### DIRECTIONS FOR THIS TASK
Among the lines below, count those that include "label", and state the count alone.

--- START ---

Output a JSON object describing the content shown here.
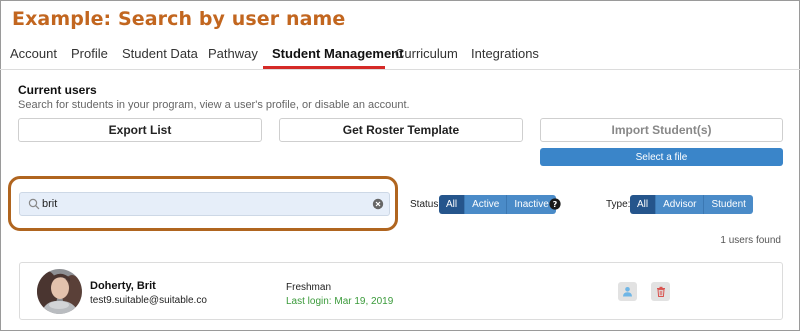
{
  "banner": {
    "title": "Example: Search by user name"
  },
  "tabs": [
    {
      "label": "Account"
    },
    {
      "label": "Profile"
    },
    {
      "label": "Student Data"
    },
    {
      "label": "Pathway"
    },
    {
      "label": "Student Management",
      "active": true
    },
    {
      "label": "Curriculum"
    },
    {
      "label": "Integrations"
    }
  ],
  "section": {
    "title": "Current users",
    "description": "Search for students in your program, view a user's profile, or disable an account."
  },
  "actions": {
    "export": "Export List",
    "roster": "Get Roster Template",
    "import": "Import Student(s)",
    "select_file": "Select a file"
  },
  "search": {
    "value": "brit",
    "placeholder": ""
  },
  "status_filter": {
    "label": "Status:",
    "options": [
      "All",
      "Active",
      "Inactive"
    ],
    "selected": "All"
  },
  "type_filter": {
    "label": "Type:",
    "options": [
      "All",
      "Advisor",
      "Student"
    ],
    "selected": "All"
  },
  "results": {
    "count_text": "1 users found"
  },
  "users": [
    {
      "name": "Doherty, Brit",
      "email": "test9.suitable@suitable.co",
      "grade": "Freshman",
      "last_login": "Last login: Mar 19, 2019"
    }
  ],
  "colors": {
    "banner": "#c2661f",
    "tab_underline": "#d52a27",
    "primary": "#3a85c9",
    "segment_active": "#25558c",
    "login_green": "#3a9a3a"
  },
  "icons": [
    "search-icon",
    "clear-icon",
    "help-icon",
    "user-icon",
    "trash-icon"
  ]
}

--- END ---

### SOLUTION FOR THIS PROBLEM
9